This movement to empower rural India includes a broad mix of ministries, multinational conglomerates, non- profit organizations and celebrities. Together they are advancing a wide range of social improvement initiatives, ranging from health and nutrition to education, women’s empowerment, and even entertainment. Many of these initiatives have achieved best practice status, breaking conventional barriers throughout the length and breadth of the country to empower even those at the farthest edge.


Recently, popular actress Priyanka Chopra, in her capacity as the UN Goodwill Ambassador, highlighted the issue of anemic adolescents in central India, in places like Bhopal in the state of Madhya Pradesh. Although adolescent anemia is a major public health problem in India, this is the first concerted effort to address it. The government launched a program in 2012 and UNICEF added its support in every Indian state and union territory, targeting over 100 million adolescents. The program, implemented through schools and Anganwadis, village community centers, provides weekly dietary supplements to young school children.

India’s Ministry of Health and Family Welfare recently launched a routine immunization program in 201 priority districts, providing vaccines against seven deadly diseases. The program intends to immunize 90 percent of infants by 2020. Only 65 percent of Indian children receive complete vaccination during their first year.

This leaves a substantial proportion of children exposed to deadly diseases that can be prevented. This deficiency can be attributed to lack of information and awareness, and a level of apprehension among parents. A blend of traditional media exposure and digital communication, with strong on-the-ground mobilization efforts are driving this initiative.


Innovation is the cornerstone when it comes to rural empowerment. Multinational companies are exploring new ways to reach consumers in remote areas of the country to improve their lives in various ways. With its award winning innovation, the Kan Khajura Tesan, an on-demand mobile entertainment channel that integrates the medium of radio with mobile phones, Unilever reached eight million consumers in eight months. An idea, which stemmed from the simple insight of using mobile technologies in media dark areas, has provided 700 million minutes of entertainment to rural consumers with brand messages being heard 425 million times in a span of 15 months.

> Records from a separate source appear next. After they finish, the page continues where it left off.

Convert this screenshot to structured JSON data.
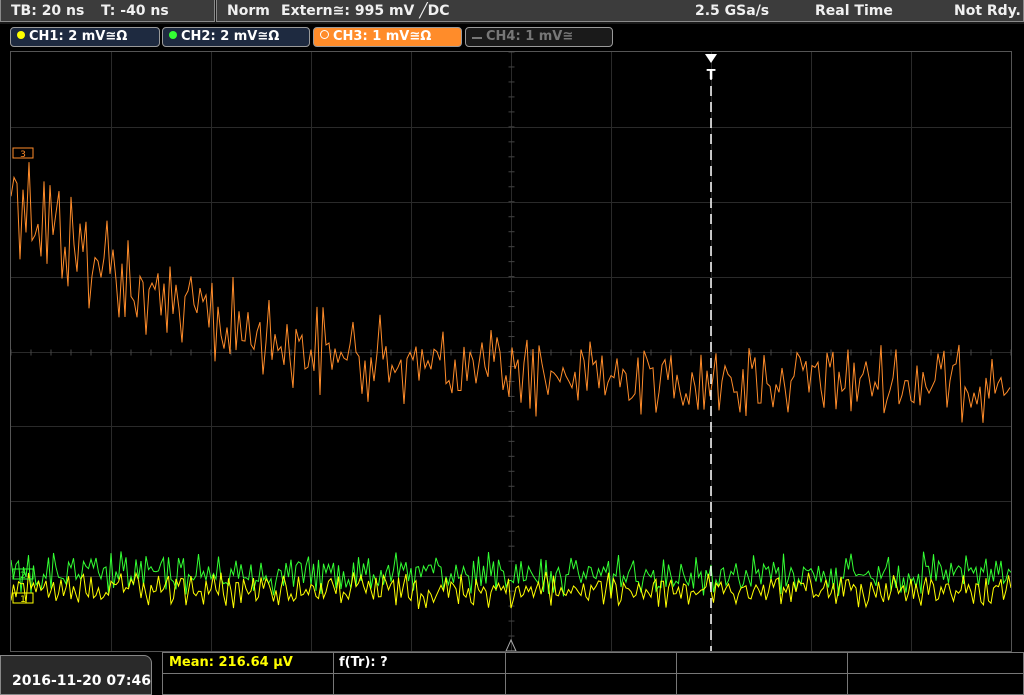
{
  "status_bar": {
    "timebase": "TB: 20 ns",
    "trigger_offset": "T: -40 ns",
    "trigger_mode": "Norm",
    "trigger_source": "Extern≅: 995 mV ╱DC",
    "sample_rate": "2.5 GSa/s",
    "acq_mode": "Real Time",
    "state": "Not Rdy."
  },
  "channels": [
    {
      "label": "CH1: 2 mV≅Ω",
      "color": "#ffff00",
      "active": true
    },
    {
      "label": "CH2: 2 mV≅Ω",
      "color": "#33ff33",
      "active": true
    },
    {
      "label": "CH3: 1 mV≅Ω",
      "color": "#ff8c2a",
      "active": true
    },
    {
      "label": "CH4: 1 mV≅",
      "color": "#8a8a8a",
      "active": false
    }
  ],
  "markers": {
    "trigger": "T",
    "ch3": "3",
    "ch2": "2",
    "ch1": "1"
  },
  "measurement": {
    "mean": "Mean: 216.64 µV",
    "rise": "f(Tr): ?"
  },
  "datetime": "2016-11-20 07:46"
}
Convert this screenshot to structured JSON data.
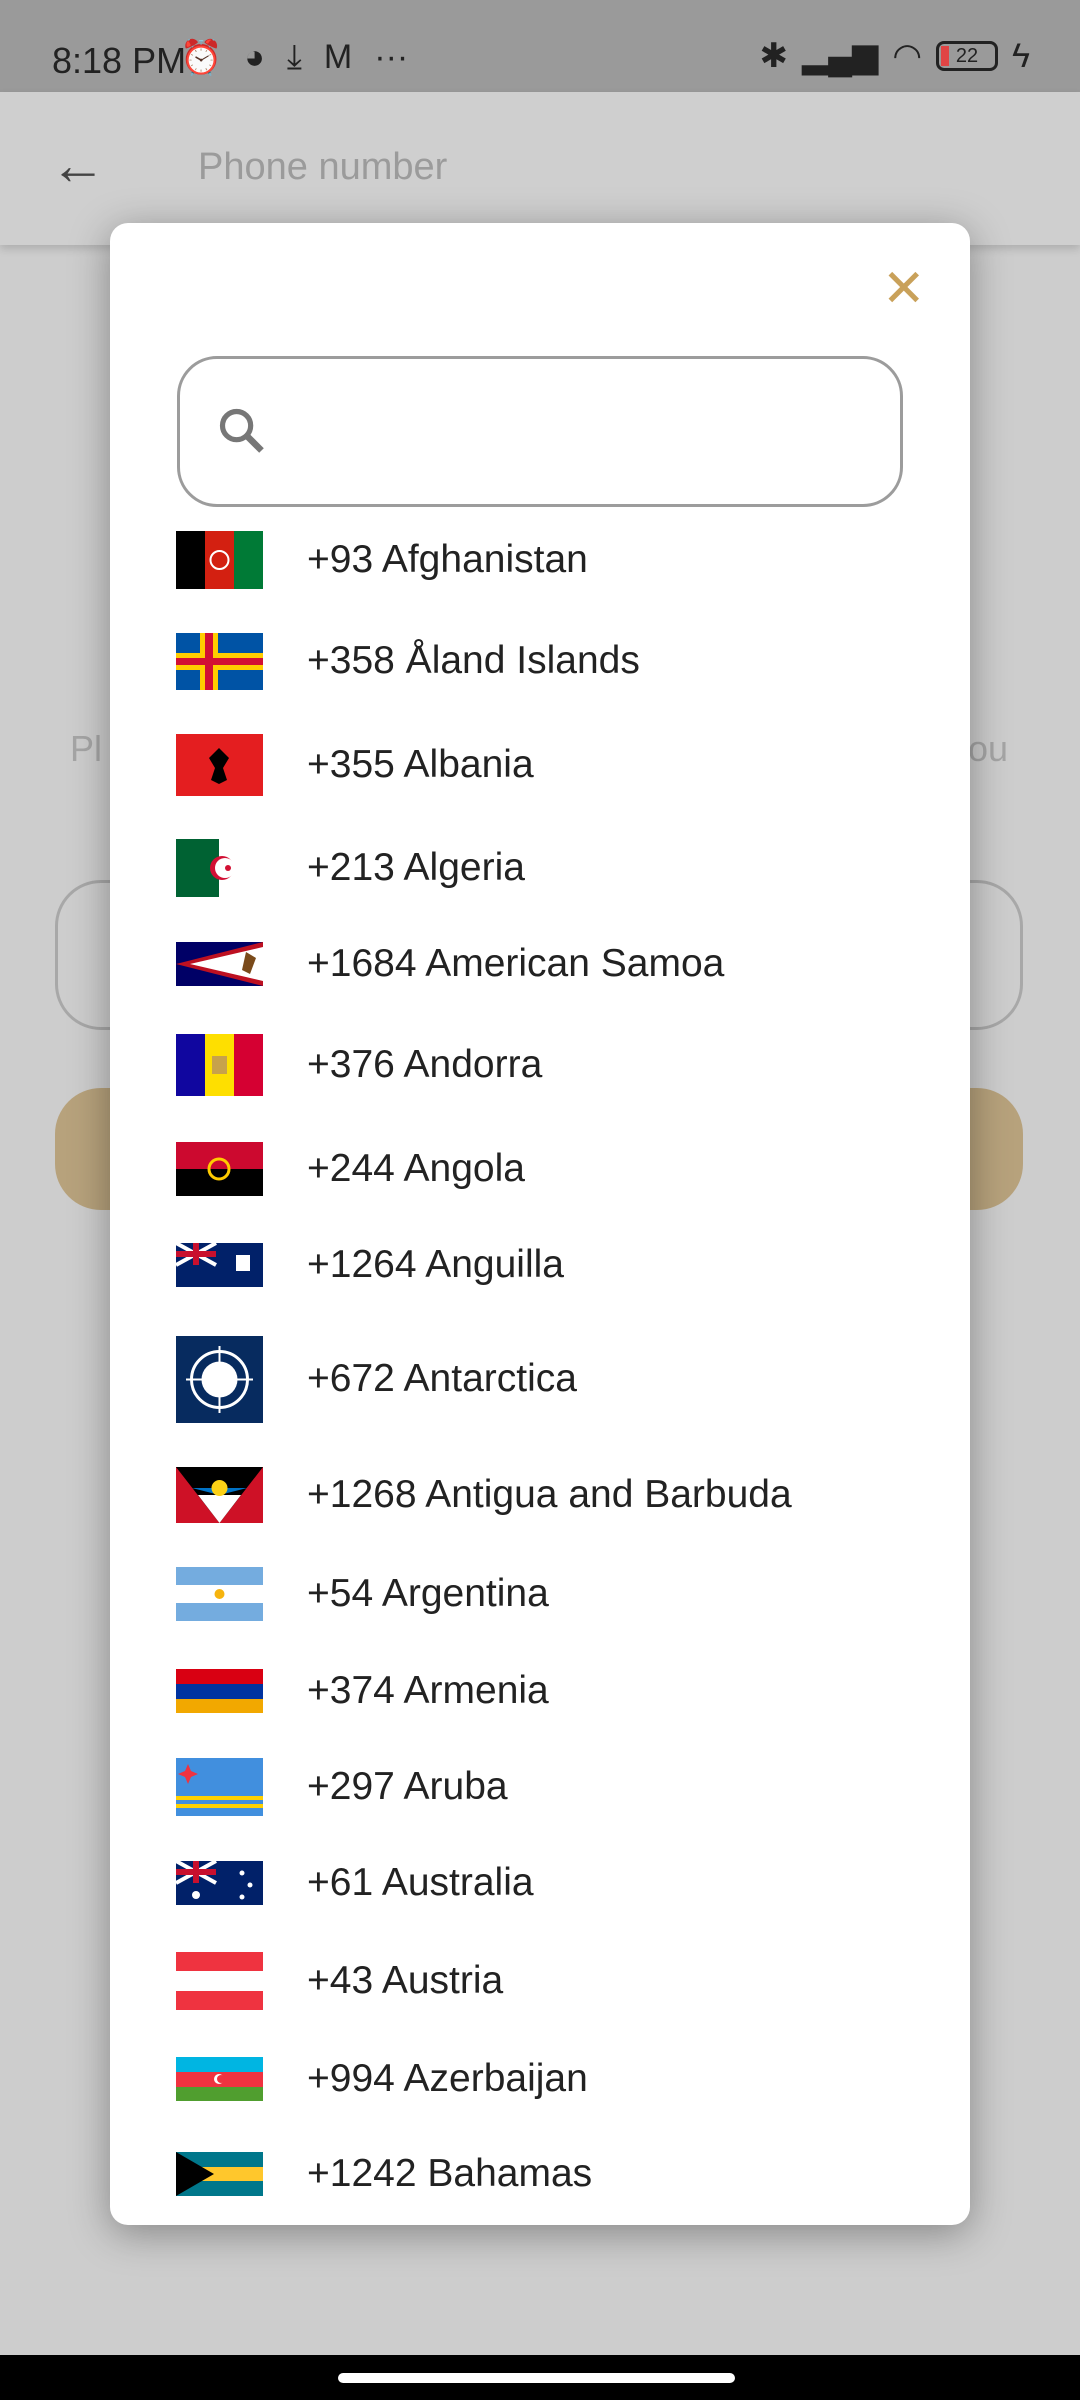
{
  "status_bar": {
    "time": "8:18 PM",
    "battery": "22",
    "icons": [
      "alarm-icon",
      "discord-icon",
      "download-icon",
      "gmail-icon",
      "more-icon",
      "bluetooth-icon",
      "signal-icon",
      "wifi-icon",
      "battery-icon",
      "charging-icon"
    ]
  },
  "app_bar": {
    "title": "Phone number"
  },
  "background": {
    "text_left": "Pl",
    "text_right": "ou"
  },
  "dialog": {
    "close_icon": "close-icon",
    "search_icon": "search-icon",
    "search_value": "",
    "accent": "#c9a15a",
    "countries": [
      {
        "code": "+93",
        "name": "Afghanistan"
      },
      {
        "code": "+358",
        "name": "Åland Islands"
      },
      {
        "code": "+355",
        "name": "Albania"
      },
      {
        "code": "+213",
        "name": "Algeria"
      },
      {
        "code": "+1684",
        "name": "American Samoa"
      },
      {
        "code": "+376",
        "name": "Andorra"
      },
      {
        "code": "+244",
        "name": "Angola"
      },
      {
        "code": "+1264",
        "name": "Anguilla"
      },
      {
        "code": "+672",
        "name": "Antarctica"
      },
      {
        "code": "+1268",
        "name": "Antigua and Barbuda"
      },
      {
        "code": "+54",
        "name": "Argentina"
      },
      {
        "code": "+374",
        "name": "Armenia"
      },
      {
        "code": "+297",
        "name": "Aruba"
      },
      {
        "code": "+61",
        "name": "Australia"
      },
      {
        "code": "+43",
        "name": "Austria"
      },
      {
        "code": "+994",
        "name": "Azerbaijan"
      },
      {
        "code": "+1242",
        "name": "Bahamas"
      }
    ]
  }
}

Other notable initiatives that have effectively reached rural India include, Oral Health Month by Colgate- Palmolive (India). The initiative developed after the International Market Research Bureau’s (IMRB) Consumer Usage Attitude Study found that a mere 2.5 percent of Indians visit a dentist at least once a year compared to a global average

of 48 percent. Colgate embarked on a universal dental coverage project. In collaboration, the Indian Dental Association and Colgate launched Oral Health Month. This initiative included advertising, public relations and on-ground activations ensuring consumers could get free dental check-ups in more than 1,300 cities and towns with over 35,000 participating dentists.

With the Indian economy growing at a healthy pace, the writing on the wall is clear: rural consumers and rural development will help lift the economy even higher. Brands, companies and governments alike have recognized the power of traveling deep into the rural nooks and corners of urban India to empower the untapped population and recruit new consumers. In the near future, we might see consumer brands learning a lesson or two about rural outreach from the Government of India. The need is large enough to benefit from the investment and creativity of both the public and private sectors.